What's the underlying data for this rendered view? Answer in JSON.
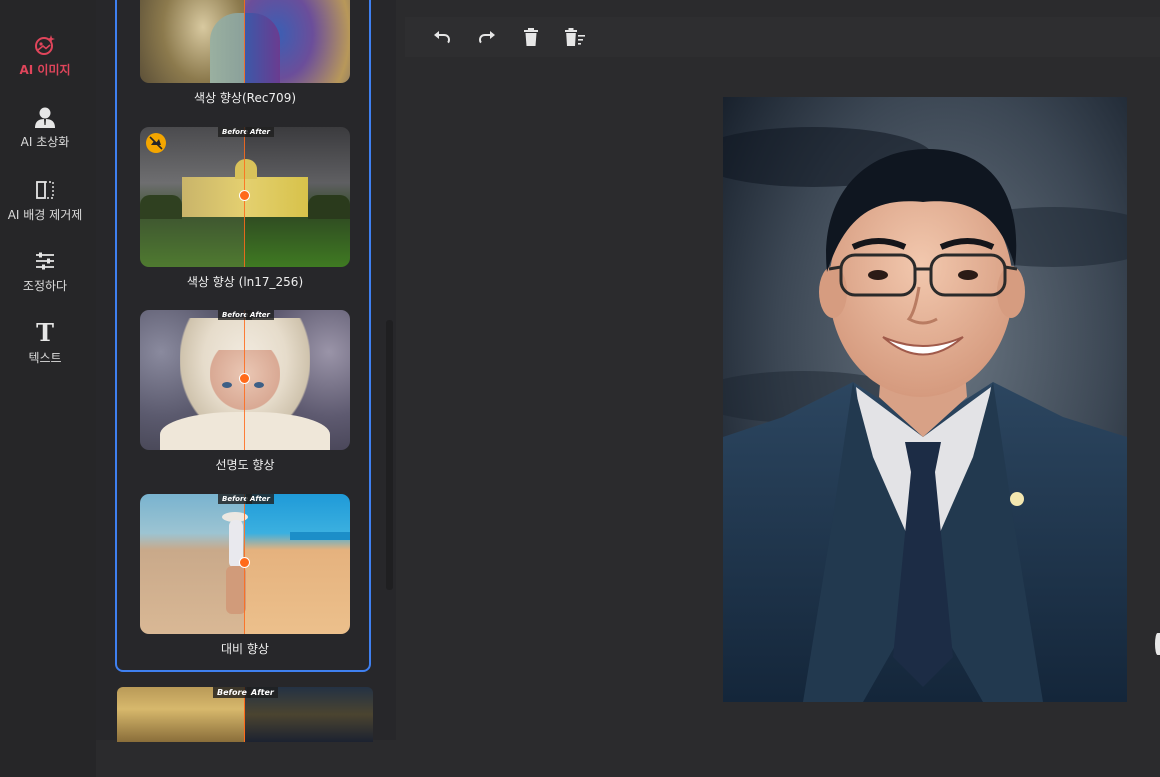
{
  "sidebar": {
    "items": [
      {
        "label": "AI 이미지",
        "icon": "ai-image-icon",
        "active": true
      },
      {
        "label": "AI 초상화",
        "icon": "portrait-icon",
        "active": false
      },
      {
        "label": "AI 배경 제거제",
        "icon": "background-remove-icon",
        "active": false
      },
      {
        "label": "조정하다",
        "icon": "sliders-icon",
        "active": false
      },
      {
        "label": "텍스트",
        "icon": "text-icon",
        "active": false
      }
    ]
  },
  "panel": {
    "before_label": "Before",
    "after_label": "After",
    "cards": [
      {
        "label": "색상 향상(Rec709)"
      },
      {
        "label": "색상 향상 (ln17_256)",
        "badge": "premium-badge-icon"
      },
      {
        "label": "선명도 향상"
      },
      {
        "label": "대비 향상"
      }
    ]
  },
  "toolbar": {
    "buttons": [
      "undo-icon",
      "redo-icon",
      "delete-icon",
      "clear-all-icon"
    ]
  },
  "colors": {
    "accent": "#e0455b",
    "selection_border": "#3f80f0",
    "compare_divider": "#ff6a1a",
    "background": "#2b2b2d"
  }
}
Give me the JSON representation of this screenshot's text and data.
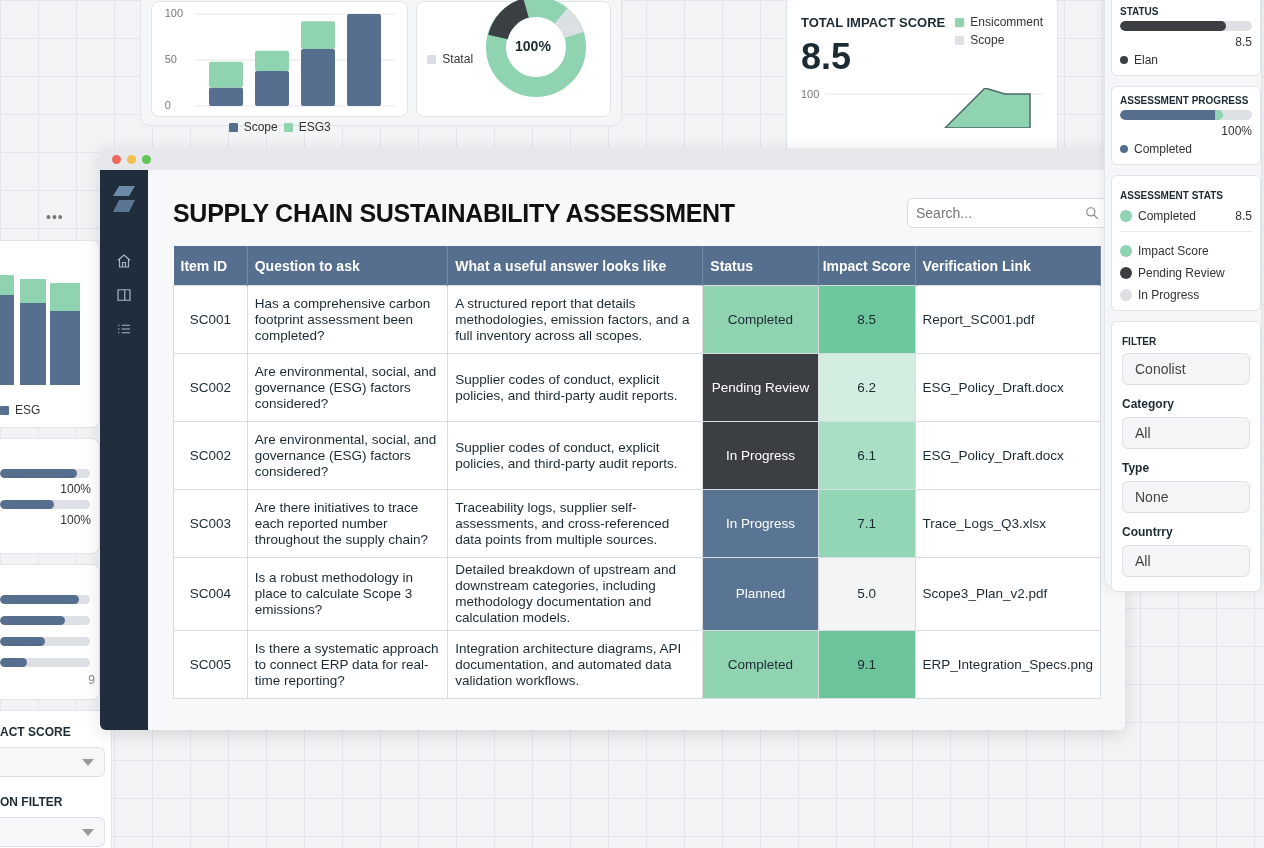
{
  "background": {
    "top_chart_card": {
      "chart_data": {
        "type": "bar",
        "stacked": true,
        "yticks": [
          0,
          50,
          100
        ],
        "ylim": [
          0,
          100
        ],
        "series": [
          {
            "name": "Scope",
            "color": "#566f8f",
            "values": [
              20,
              38,
              62,
              100
            ]
          },
          {
            "name": "ESG3",
            "color": "#8fd3b0",
            "values": [
              28,
              22,
              30,
              0
            ]
          }
        ]
      }
    },
    "donut_card": {
      "center_label": "100%",
      "legend": [
        {
          "label": "Statal",
          "color": "#dcdfe3"
        }
      ]
    },
    "impact_card": {
      "title": "TOTAL IMPACT SCORE",
      "value": "8.5",
      "axis_label": "100",
      "legend": [
        {
          "label": "Ensicomment",
          "color": "#8fd3b0"
        },
        {
          "label": "Scope",
          "color": "#dde1e6"
        }
      ]
    },
    "left_panel": {
      "menu": "•••",
      "chart_legend": "ESG",
      "progress": [
        {
          "level": 0.85,
          "reading": "100%"
        },
        {
          "level": 0.6,
          "reading": "100%"
        }
      ],
      "bars": [
        {
          "level": 0.88
        },
        {
          "level": 0.72
        },
        {
          "level": 0.5
        },
        {
          "level": 0.3
        }
      ],
      "bars_note": "9",
      "dropdowns": [
        {
          "label": "ACT SCORE"
        },
        {
          "label": "ON FILTER"
        }
      ]
    },
    "right_panel": {
      "status": {
        "title": "STATUS",
        "level": 0.8,
        "reading": "8.5",
        "legend": {
          "label": "Elan",
          "color": "#3b3f43"
        }
      },
      "progress": {
        "title": "ASSESSMENT PROGRESS",
        "level": 0.78,
        "reading": "100%",
        "legend": {
          "label": "Completed",
          "color": "#566f8f"
        }
      },
      "stats": {
        "title": "ASSESSMENT STATS",
        "reading": "8.5",
        "items": [
          {
            "label": "Completed",
            "color": "#8fd3b0"
          },
          {
            "label": "Impact Score",
            "color": "#8fd3b0"
          },
          {
            "label": "Pending Review",
            "color": "#3b3f43"
          },
          {
            "label": "In Progress",
            "color": "#dcdfe3"
          }
        ]
      },
      "filter": {
        "title": "FILTER",
        "fields": [
          {
            "value": "Conolist"
          },
          {
            "label": "Category",
            "value": "All"
          },
          {
            "label": "Type",
            "value": "None"
          },
          {
            "label": "Countrry",
            "value": "All"
          }
        ]
      }
    }
  },
  "window": {
    "title": "SUPPLY CHAIN SUSTAINABILITY ASSESSMENT",
    "search": {
      "placeholder": "Search..."
    },
    "table": {
      "columns": [
        "Item ID",
        "Question to ask",
        "What a useful answer looks like",
        "Status",
        "Impact Score",
        "Verification Link"
      ],
      "rows": [
        {
          "id": "SC001",
          "question": "Has a comprehensive carbon footprint assessment been completed?",
          "answer": "A structured report that details methodologies, emission factors, and a full inventory across all scopes.",
          "status": {
            "text": "Completed",
            "color": "#8fd3b0"
          },
          "impact": {
            "text": "8.5",
            "color": "#6cc79c"
          },
          "link": "Report_SC001.pdf"
        },
        {
          "id": "SC002",
          "question": "Are environmental, social, and governance (ESG) factors considered?",
          "answer": "Supplier codes of conduct, explicit policies, and third-party audit reports.",
          "status": {
            "text": "Pending Review",
            "color": "#3b3f43"
          },
          "impact": {
            "text": "6.2",
            "color": "#d3eee0"
          },
          "link": "ESG_Policy_Draft.docx"
        },
        {
          "id": "SC002",
          "question": "Are environmental, social, and governance (ESG) factors considered?",
          "answer": "Supplier codes of conduct, explicit policies, and third-party audit reports.",
          "status": {
            "text": "In Progress",
            "color": "#3b3f43"
          },
          "impact": {
            "text": "6.1",
            "color": "#a9dfc4"
          },
          "link": "ESG_Policy_Draft.docx"
        },
        {
          "id": "SC003",
          "question": "Are there initiatives to trace each reported number throughout the supply chain?",
          "answer": "Traceability logs, supplier self-assessments, and cross-referenced data points from multiple sources.",
          "status": {
            "text": "In Progress",
            "color": "#5a7594"
          },
          "impact": {
            "text": "7.1",
            "color": "#93d6b5"
          },
          "link": "Trace_Logs_Q3.xlsx"
        },
        {
          "id": "SC004",
          "question": "Is a robust methodology in place to calculate Scope 3 emissions?",
          "answer": "Detailed breakdown of upstream and downstream categories, including methodology documentation and calculation models.",
          "status": {
            "text": "Planned",
            "color": "#5a7594"
          },
          "impact": {
            "text": "5.0",
            "color": "#f2f5f4"
          },
          "link": "Scope3_Plan_v2.pdf"
        },
        {
          "id": "SC005",
          "question": "Is there a systematic approach to connect ERP data for real-time reporting?",
          "answer": "Integration architecture diagrams, API documentation, and automated data validation workflows.",
          "status": {
            "text": "Completed",
            "color": "#8fd3b0"
          },
          "impact": {
            "text": "9.1",
            "color": "#6cc49a"
          },
          "link": "ERP_Integration_Specs.png"
        }
      ]
    }
  }
}
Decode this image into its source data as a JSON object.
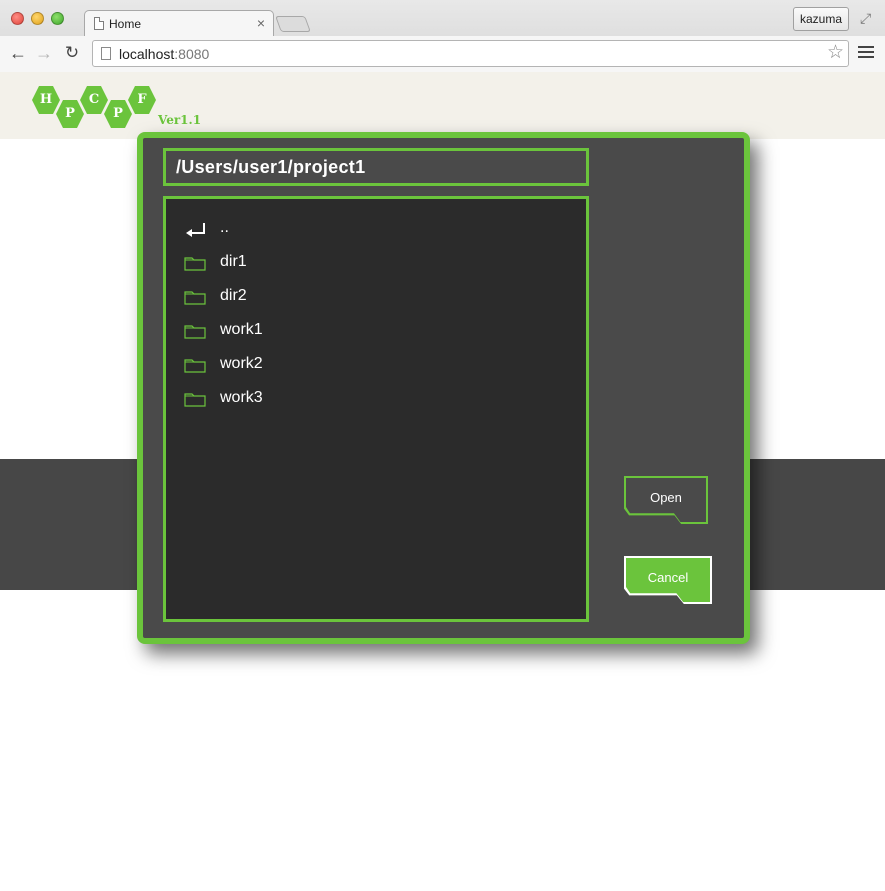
{
  "browser": {
    "tab_title": "Home",
    "tab_close": "×",
    "user_label": "kazuma",
    "url_host": "localhost",
    "url_port": ":8080"
  },
  "logo": {
    "letters": [
      "H",
      "P",
      "C",
      "P",
      "F"
    ],
    "version": "Ver1.1",
    "color": "#6bc43c"
  },
  "dialog": {
    "path": "/Users/user1/project1",
    "items": [
      {
        "label": "..",
        "icon": "up-arrow-icon"
      },
      {
        "label": "dir1",
        "icon": "folder-icon"
      },
      {
        "label": "dir2",
        "icon": "folder-icon"
      },
      {
        "label": "work1",
        "icon": "folder-icon"
      },
      {
        "label": "work2",
        "icon": "folder-icon"
      },
      {
        "label": "work3",
        "icon": "folder-icon"
      }
    ],
    "open_label": "Open",
    "cancel_label": "Cancel"
  },
  "colors": {
    "accent": "#6bc43c",
    "dialog_bg": "#4a4a4a",
    "list_bg": "#2b2b2b",
    "band": "#474747"
  }
}
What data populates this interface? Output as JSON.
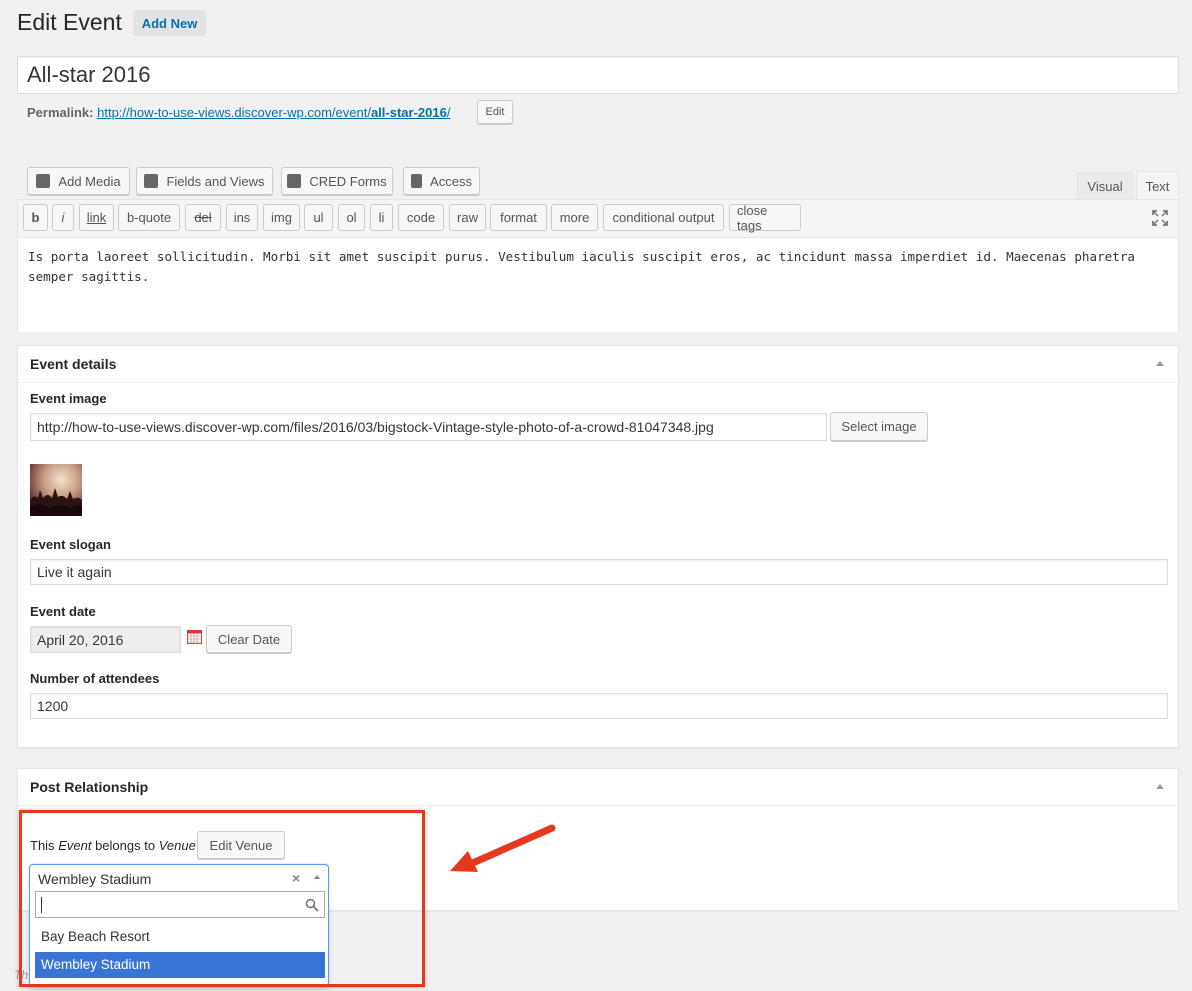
{
  "header": {
    "title": "Edit Event",
    "add_new": "Add New"
  },
  "post": {
    "title": "All-star 2016",
    "permalink_label": "Permalink:",
    "permalink_base": "http://how-to-use-views.discover-wp.com/event/",
    "permalink_slug": "all-star-2016",
    "permalink_trail": "/",
    "permalink_edit": "Edit"
  },
  "media_buttons": [
    {
      "label": "Add Media",
      "icon": "media-icon"
    },
    {
      "label": "Fields and Views",
      "icon": "fields-views-icon"
    },
    {
      "label": "CRED Forms",
      "icon": "cred-forms-icon"
    },
    {
      "label": "Access",
      "icon": "lock-icon"
    }
  ],
  "editor_tabs": {
    "visual": "Visual",
    "text": "Text"
  },
  "quicktags": [
    "b",
    "i",
    "link",
    "b-quote",
    "del",
    "ins",
    "img",
    "ul",
    "ol",
    "li",
    "code",
    "raw",
    "format",
    "more",
    "conditional output",
    "close tags"
  ],
  "editor": {
    "content": "Is porta laoreet sollicitudin. Morbi sit amet suscipit purus. Vestibulum iaculis suscipit eros, ac tincidunt massa imperdiet id. Maecenas pharetra semper sagittis."
  },
  "event_details": {
    "title": "Event details",
    "image_label": "Event image",
    "image_url": "http://how-to-use-views.discover-wp.com/files/2016/03/bigstock-Vintage-style-photo-of-a-crowd-81047348.jpg",
    "select_image": "Select image",
    "slogan_label": "Event slogan",
    "slogan": "Live it again",
    "date_label": "Event date",
    "date": "April 20, 2016",
    "clear_date": "Clear Date",
    "attendees_label": "Number of attendees",
    "attendees": "1200"
  },
  "relationship": {
    "title": "Post Relationship",
    "text_this": "This",
    "text_event": "Event",
    "text_belongs": "belongs to",
    "text_venue": "Venue",
    "edit_venue": "Edit Venue",
    "selected": "Wembley Stadium",
    "clear_symbol": "×",
    "search_value": "",
    "options": [
      "Bay Beach Resort",
      "Wembley Stadium"
    ],
    "highlighted_index": 1,
    "footer_fragment": "Th"
  },
  "colors": {
    "link": "#0073aa",
    "highlight": "#3875d7",
    "annotation": "#e6371f"
  }
}
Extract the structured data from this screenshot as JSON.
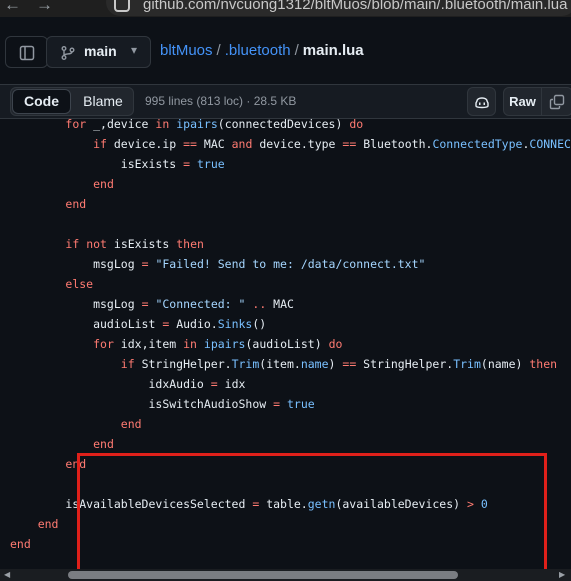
{
  "browser": {
    "back": "←",
    "forward": "→",
    "url": "github.com/nvcuong1312/bltMuos/blob/main/.bluetooth/main.lua"
  },
  "header": {
    "branch": "main",
    "caret": "▾",
    "breadcrumb": [
      {
        "text": "bltMuos"
      },
      {
        "text": ".bluetooth"
      }
    ],
    "separator": "/",
    "current_file": "main.lua"
  },
  "toolbar": {
    "code_tab": "Code",
    "blame_tab": "Blame",
    "file_meta": "995 lines (813 loc) · 28.5 KB",
    "raw_label": "Raw"
  },
  "code": {
    "lines": [
      [
        {
          "t": "        "
        },
        {
          "t": "for",
          "c": "kw"
        },
        {
          "t": " _,device "
        },
        {
          "t": "in",
          "c": "kw"
        },
        {
          "t": " "
        },
        {
          "t": "ipairs",
          "c": "cn"
        },
        {
          "t": "(connectedDevices) "
        },
        {
          "t": "do",
          "c": "kw"
        }
      ],
      [
        {
          "t": "            "
        },
        {
          "t": "if",
          "c": "kw"
        },
        {
          "t": " device.ip "
        },
        {
          "t": "==",
          "c": "kw"
        },
        {
          "t": " MAC "
        },
        {
          "t": "and",
          "c": "kw"
        },
        {
          "t": " device.type "
        },
        {
          "t": "==",
          "c": "kw"
        },
        {
          "t": " Bluetooth."
        },
        {
          "t": "ConnectedType",
          "c": "cn"
        },
        {
          "t": "."
        },
        {
          "t": "CONNECTED",
          "c": "cn"
        }
      ],
      [
        {
          "t": "                isExists "
        },
        {
          "t": "=",
          "c": "kw"
        },
        {
          "t": " "
        },
        {
          "t": "true",
          "c": "cn"
        }
      ],
      [
        {
          "t": "            "
        },
        {
          "t": "end",
          "c": "kw"
        }
      ],
      [
        {
          "t": "        "
        },
        {
          "t": "end",
          "c": "kw"
        }
      ],
      [
        {
          "t": ""
        }
      ],
      [
        {
          "t": "        "
        },
        {
          "t": "if",
          "c": "kw"
        },
        {
          "t": " "
        },
        {
          "t": "not",
          "c": "kw"
        },
        {
          "t": " isExists "
        },
        {
          "t": "then",
          "c": "kw"
        }
      ],
      [
        {
          "t": "            msgLog "
        },
        {
          "t": "=",
          "c": "kw"
        },
        {
          "t": " "
        },
        {
          "t": "\"Failed! Send to me: /data/connect.txt\"",
          "c": "st"
        }
      ],
      [
        {
          "t": "        "
        },
        {
          "t": "else",
          "c": "kw"
        }
      ],
      [
        {
          "t": "            msgLog "
        },
        {
          "t": "=",
          "c": "kw"
        },
        {
          "t": " "
        },
        {
          "t": "\"Connected: \"",
          "c": "st"
        },
        {
          "t": " "
        },
        {
          "t": "..",
          "c": "kw"
        },
        {
          "t": " MAC"
        }
      ],
      [
        {
          "t": "            audioList "
        },
        {
          "t": "=",
          "c": "kw"
        },
        {
          "t": " Audio."
        },
        {
          "t": "Sinks",
          "c": "cn"
        },
        {
          "t": "()"
        }
      ],
      [
        {
          "t": "            "
        },
        {
          "t": "for",
          "c": "kw"
        },
        {
          "t": " idx,item "
        },
        {
          "t": "in",
          "c": "kw"
        },
        {
          "t": " "
        },
        {
          "t": "ipairs",
          "c": "cn"
        },
        {
          "t": "(audioList) "
        },
        {
          "t": "do",
          "c": "kw"
        }
      ],
      [
        {
          "t": "                "
        },
        {
          "t": "if",
          "c": "kw"
        },
        {
          "t": " StringHelper."
        },
        {
          "t": "Trim",
          "c": "cn"
        },
        {
          "t": "(item."
        },
        {
          "t": "name",
          "c": "cn"
        },
        {
          "t": ") "
        },
        {
          "t": "==",
          "c": "kw"
        },
        {
          "t": " StringHelper."
        },
        {
          "t": "Trim",
          "c": "cn"
        },
        {
          "t": "(name) "
        },
        {
          "t": "then",
          "c": "kw"
        }
      ],
      [
        {
          "t": "                    idxAudio "
        },
        {
          "t": "=",
          "c": "kw"
        },
        {
          "t": " idx"
        }
      ],
      [
        {
          "t": "                    isSwitchAudioShow "
        },
        {
          "t": "=",
          "c": "kw"
        },
        {
          "t": " "
        },
        {
          "t": "true",
          "c": "cn"
        }
      ],
      [
        {
          "t": "                "
        },
        {
          "t": "end",
          "c": "kw"
        }
      ],
      [
        {
          "t": "            "
        },
        {
          "t": "end",
          "c": "kw"
        }
      ],
      [
        {
          "t": "        "
        },
        {
          "t": "end",
          "c": "kw"
        }
      ],
      [
        {
          "t": ""
        }
      ],
      [
        {
          "t": "        isAvailableDevicesSelected "
        },
        {
          "t": "=",
          "c": "kw"
        },
        {
          "t": " table."
        },
        {
          "t": "getn",
          "c": "cn"
        },
        {
          "t": "(availableDevices) "
        },
        {
          "t": ">",
          "c": "kw"
        },
        {
          "t": " "
        },
        {
          "t": "0",
          "c": "cn"
        }
      ],
      [
        {
          "t": "    "
        },
        {
          "t": "end",
          "c": "kw"
        }
      ],
      [
        {
          "t": "end",
          "c": "kw"
        }
      ]
    ]
  },
  "colors": {
    "highlight_box": "#e0201a",
    "keyword": "#ff7b72",
    "constant": "#79c0ff",
    "string": "#a5d6ff"
  },
  "icons": [
    "sidebar-toggle-icon",
    "git-branch-icon",
    "copilot-icon",
    "copy-icon"
  ]
}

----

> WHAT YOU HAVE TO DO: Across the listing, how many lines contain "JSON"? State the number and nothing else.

> TASK OUTPUT: 5